[3] Univ Illinois, Dept Med, Div Gastroenterol & Hepatol, Chicago, IL 60612 - USA
[4] Univ Illinois, UIC Canc Ctr, Dept Microbiol & Immunol, Chicago, IL 60612 - USA
Total Affiliations: 4
Document type: Review article
Source: INTERNATIONAL JOURNAL OF MOLECULAR SCIENCES; v. 22, n. 1 JAN 2021.
Web of Science Citations: 0
Abstract

Inflammatory bowel disease (IBD) is a chronic inflammation of the gastrointestinal tract (GIT), including Crohn's disease (CD) and ulcerative colitis (UC), which differ in the location and lesion extensions. Both diseases are associated with microbiota dysbiosis, with a reduced population of butyrate-producing species, abnormal inflammatory response, and micronutrient deficiency (e.g., vitamin D hypovitaminosis). Vitamin D (VitD) is involved in immune cell differentiation, gut microbiota modulation, gene transcription, and barrier integrity. Vitamin D receptor (VDR) regulates the biological actions of the active VitD (1 alpha,25-dihydroxyvitamin D3), and is involved in the genetic, environmental, immune, and microbial aspects of IBD. VitD deficiency is correlated with disease activity and its administration targeting a concentration of 30 ng/mL may have the potential to reduce disease activity. Moreover, VDR regulates functions of T cells and Paneth cells and modulates release of antimicrobial peptides in gut microbiota-host interactions. Meanwhile, beneficial microbial metabolites, e.g., butyrate, upregulate the VDR signaling. In this review, we summarize the clinical progress and mechanism studies on VitD/VDR related to gut microbiota modulation in IBD. We also discuss epigenetics in IBD and the probiotic regulation of VDR. Furthermore, we discuss the existing challenges and future directions. There is a lack of well-designed clinical trials exploring the appropriate dose and the influence of gender, age, ethnicity, genetics, microbiome, and metabolic disorders in IBD subtypes. To move forward, we need well-designed therapeutic studies to examine whether enhanced vitamin D will restore functions of VDR and microbiome in inhibiting chronic inflammation. (AU)

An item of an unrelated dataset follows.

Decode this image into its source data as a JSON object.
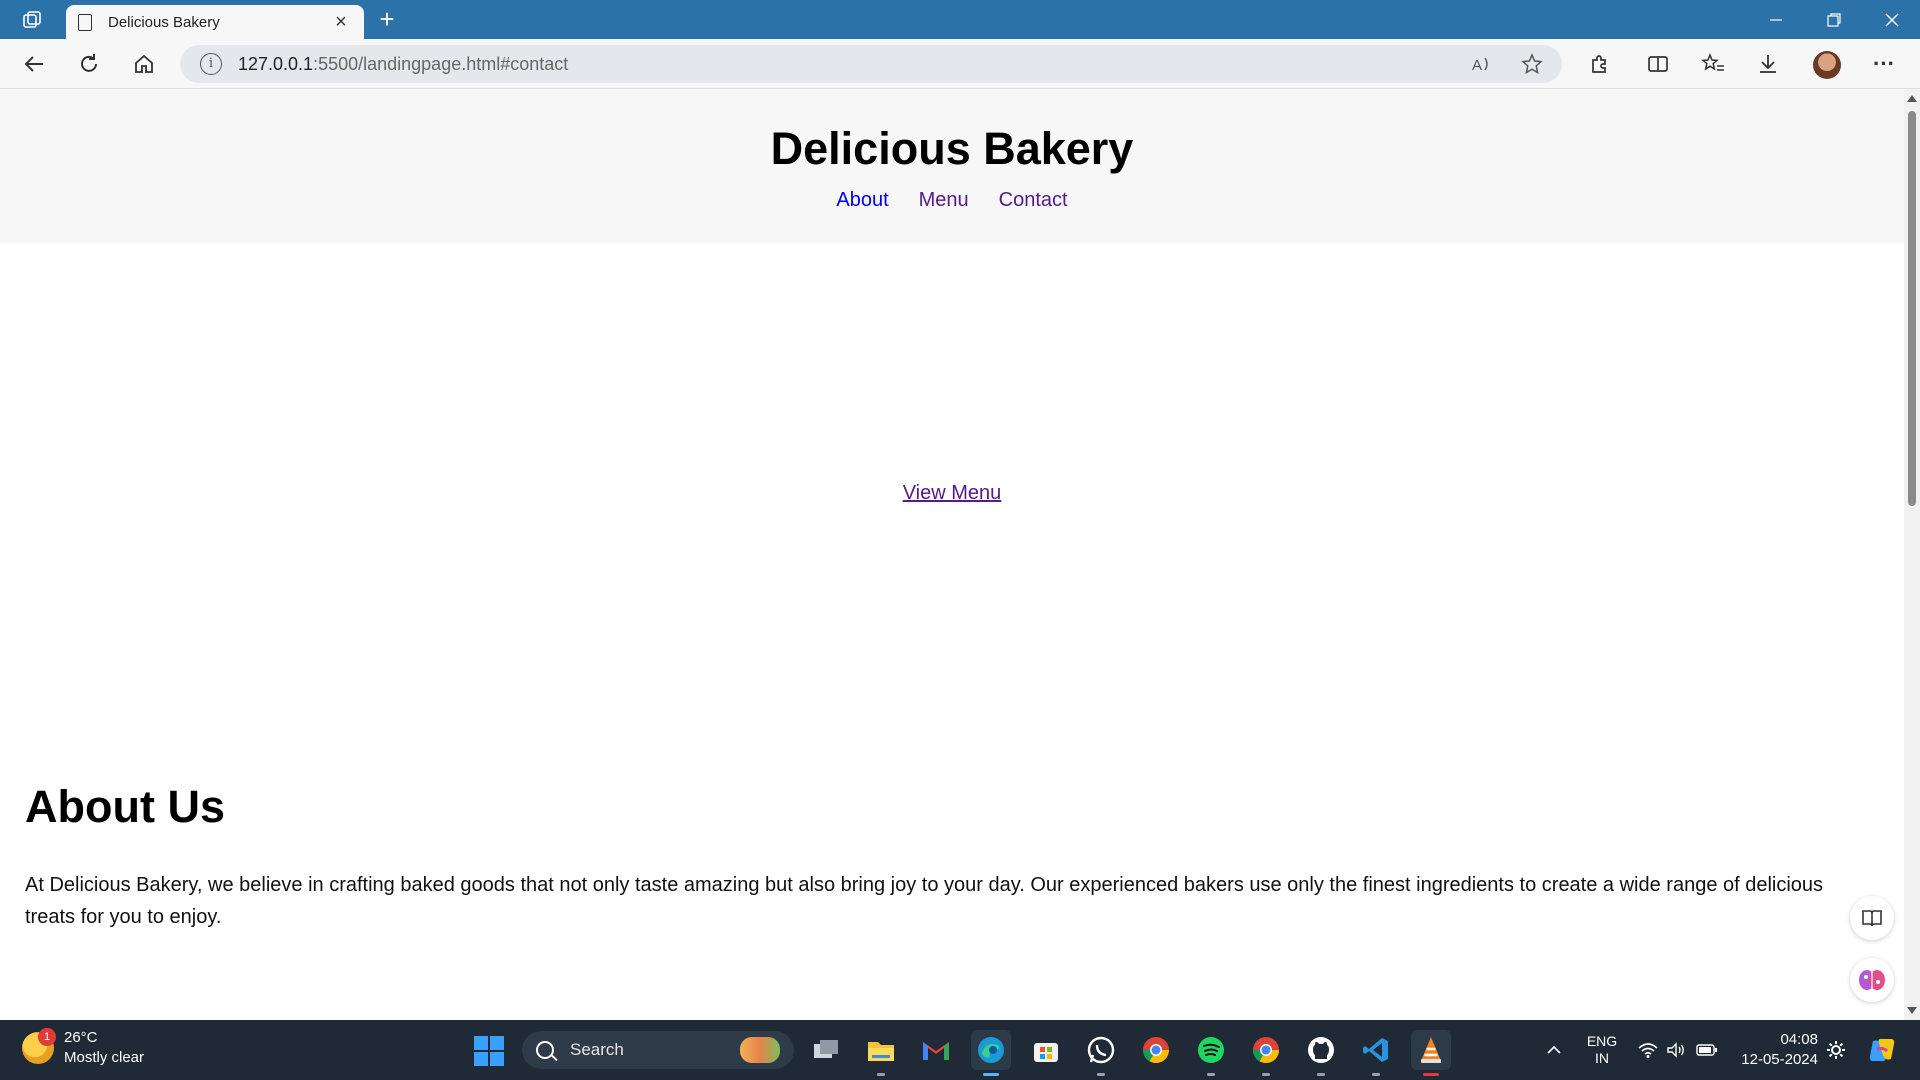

FAPESP's process: 13/07914-8 - FoRC - Food Research Center
Grantee:Bernadette Dora Gombossy de Melo Franco
Support type: Research Grants - Research, Innovation and Dissemination Centers - RIDC
FAPESP's process: 18/21584-4 - Characterization of probiotic fermented milk supplemented with brewer's spent grain and in vitro and in vivo evaluation of potential health benefits

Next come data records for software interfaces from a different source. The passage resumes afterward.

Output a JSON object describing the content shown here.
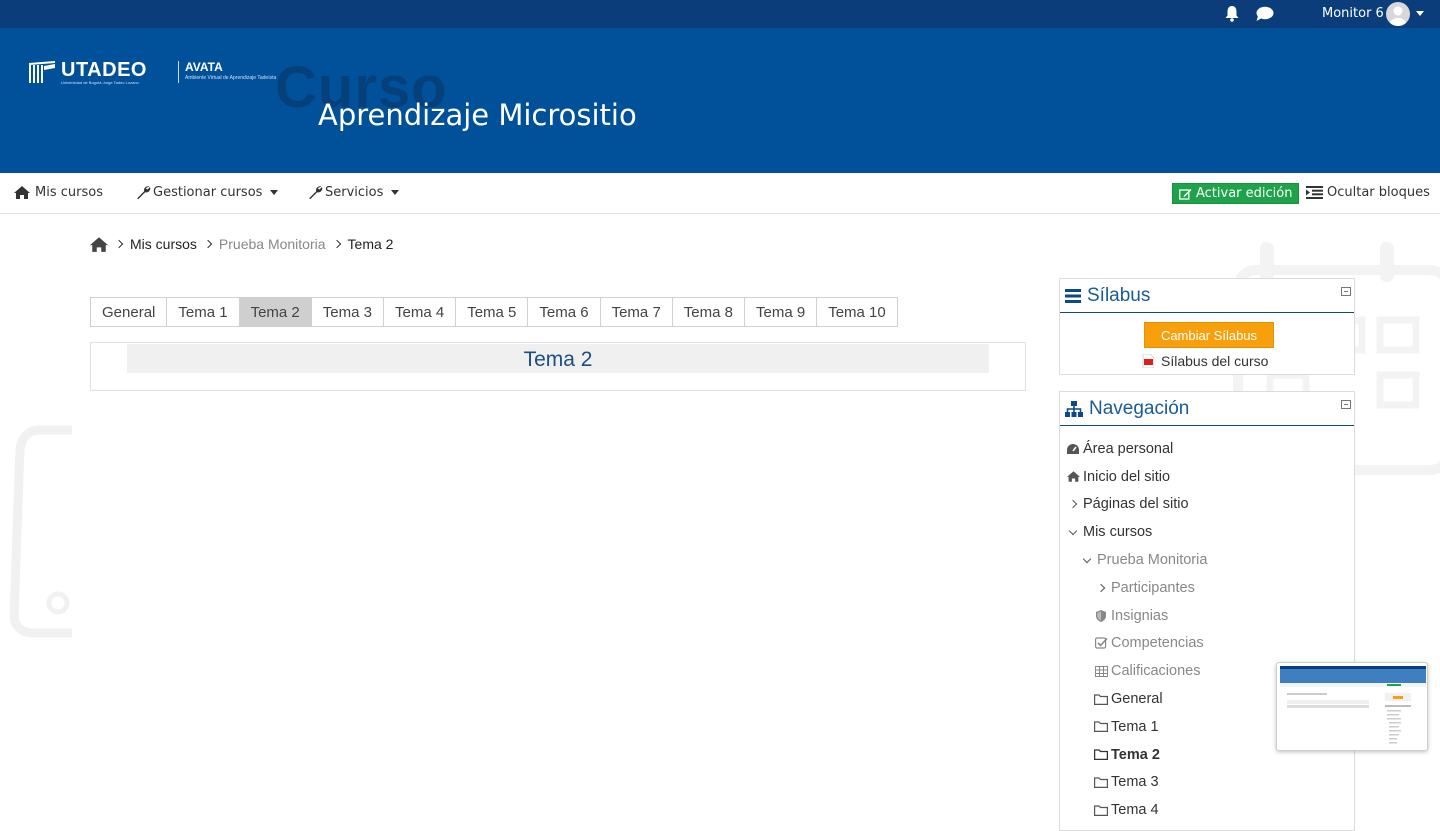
{
  "topbar": {
    "username": "Monitor 6"
  },
  "banner": {
    "logo_main": "UTADEO",
    "logo_sub": "Universidad de Bogotá Jorge Tadeo Lozano",
    "logo_avata": "AVATA",
    "logo_avata_sub": "Ambiente Virtual de Aprendizaje Tadeísta",
    "ghost_word": "Curso",
    "course_title": "Aprendizaje Micrositio"
  },
  "navbar": {
    "my_courses": "Mis cursos",
    "manage_courses": "Gestionar cursos",
    "services": "Servicios",
    "edit_mode": "Activar edición",
    "hide_blocks": "Ocultar bloques"
  },
  "breadcrumb": {
    "items": [
      "Mis cursos",
      "Prueba Monitoria",
      "Tema 2"
    ]
  },
  "tabs": {
    "items": [
      "General",
      "Tema 1",
      "Tema 2",
      "Tema 3",
      "Tema 4",
      "Tema 5",
      "Tema 6",
      "Tema 7",
      "Tema 8",
      "Tema 9",
      "Tema 10"
    ],
    "active": "Tema 2"
  },
  "section": {
    "title": "Tema 2"
  },
  "silabus": {
    "title": "Sílabus",
    "button": "Cambiar Sílabus",
    "link": "Sílabus del curso"
  },
  "navigation": {
    "title": "Navegación",
    "items": [
      {
        "label": "Área personal"
      },
      {
        "label": "Inicio del sitio"
      },
      {
        "label": "Páginas del sitio"
      },
      {
        "label": "Mis cursos"
      },
      {
        "label": "Prueba Monitoria"
      },
      {
        "label": "Participantes"
      },
      {
        "label": "Insignias"
      },
      {
        "label": "Competencias"
      },
      {
        "label": "Calificaciones"
      },
      {
        "label": "General"
      },
      {
        "label": "Tema 1"
      },
      {
        "label": "Tema 2"
      },
      {
        "label": "Tema 3"
      },
      {
        "label": "Tema 4"
      }
    ]
  },
  "colors": {
    "topbar": "#0a3d7a",
    "banner": "#00519a",
    "edit_button": "#1fa34a",
    "silabus_button": "#f7a00c",
    "block_title": "#1a5b96"
  }
}
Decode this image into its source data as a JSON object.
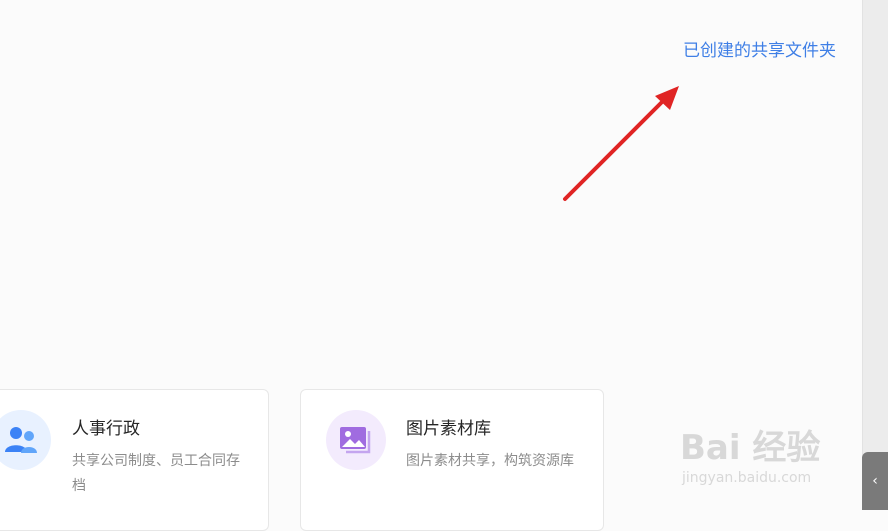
{
  "header": {
    "created_folder_link": "已创建的共享文件夹"
  },
  "cards": [
    {
      "title": "人事行政",
      "description": "共享公司制度、员工合同存档",
      "icon": "people-icon"
    },
    {
      "title": "图片素材库",
      "description": "图片素材共享，构筑资源库",
      "icon": "image-gallery-icon"
    }
  ],
  "annotation": {
    "arrow_color": "#e02424"
  },
  "watermark": {
    "main": "Bai 经验",
    "url": "jingyan.baidu.com"
  },
  "colors": {
    "link": "#3f7fe6",
    "people_icon": "#3b82f6",
    "image_icon": "#a06ce0"
  }
}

Grantee:Susana Marta Isay Saad
Support type: Regular Research Grants
FAPESP's process: 19/02583-0 - EVALUATION OF CATHARINA SOUR, FIRST BRAZILIAN BEER STYLE, AS A PROBIOTIC BEVERAGE BY APPLICATION OF REAL-TIME PCR TECHNIQUES AND MALDI-TOF

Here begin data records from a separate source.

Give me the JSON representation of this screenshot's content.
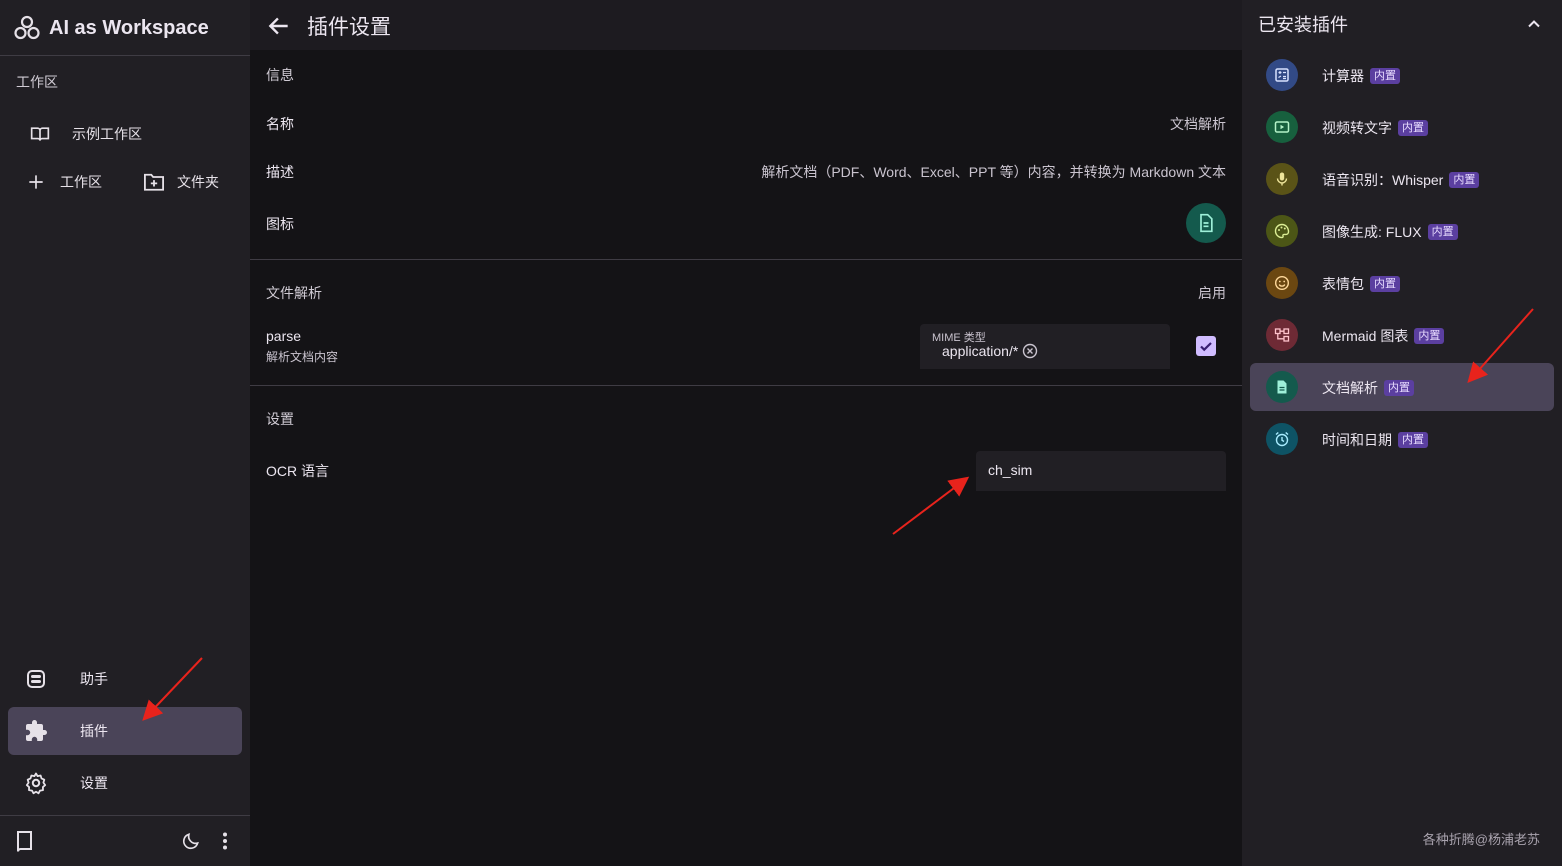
{
  "app": {
    "name": "AI as Workspace"
  },
  "sidebar": {
    "section_label": "工作区",
    "workspace_item": "示例工作区",
    "add_workspace": "工作区",
    "add_folder": "文件夹",
    "nav": [
      {
        "label": "助手",
        "icon": "robot-icon"
      },
      {
        "label": "插件",
        "icon": "puzzle-icon",
        "active": true
      },
      {
        "label": "设置",
        "icon": "gear-icon"
      }
    ]
  },
  "header": {
    "title": "插件设置"
  },
  "main": {
    "info": {
      "section": "信息",
      "name_label": "名称",
      "name_value": "文档解析",
      "desc_label": "描述",
      "desc_value": "解析文档（PDF、Word、Excel、PPT 等）内容，并转换为 Markdown 文本",
      "icon_label": "图标"
    },
    "file_parse": {
      "section": "文件解析",
      "enable_label": "启用",
      "item_name": "parse",
      "item_desc": "解析文档内容",
      "mime_label": "MIME 类型",
      "mime_value": "application/*",
      "enabled": true
    },
    "settings": {
      "section": "设置",
      "ocr_label": "OCR 语言",
      "ocr_value": "ch_sim"
    }
  },
  "right_panel": {
    "title": "已安装插件",
    "badge": "内置",
    "plugins": [
      {
        "name": "计算器",
        "icon": "calculator-icon",
        "color": "#324a86"
      },
      {
        "name": "视频转文字",
        "icon": "video-icon",
        "color": "#17603e"
      },
      {
        "name": "语音识别：Whisper",
        "icon": "mic-icon",
        "color": "#5a5317"
      },
      {
        "name": "图像生成: FLUX",
        "icon": "palette-icon",
        "color": "#4c5616"
      },
      {
        "name": "表情包",
        "icon": "smiley-icon",
        "color": "#6b4711"
      },
      {
        "name": "Mermaid 图表",
        "icon": "diagram-icon",
        "color": "#6e2a35"
      },
      {
        "name": "文档解析",
        "icon": "document-icon",
        "color": "#145a4d",
        "active": true
      },
      {
        "name": "时间和日期",
        "icon": "alarm-icon",
        "color": "#0e5365"
      }
    ],
    "watermark": "各种折腾@杨浦老苏"
  },
  "colors": {
    "accent": "#d0bcff",
    "active_bg": "#4a4458",
    "annotation_arrow": "#e8231c"
  }
}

Grantee:Marcos Edgar Herkenhoff
Support type: Scholarships in Brazil - Post-Doctorate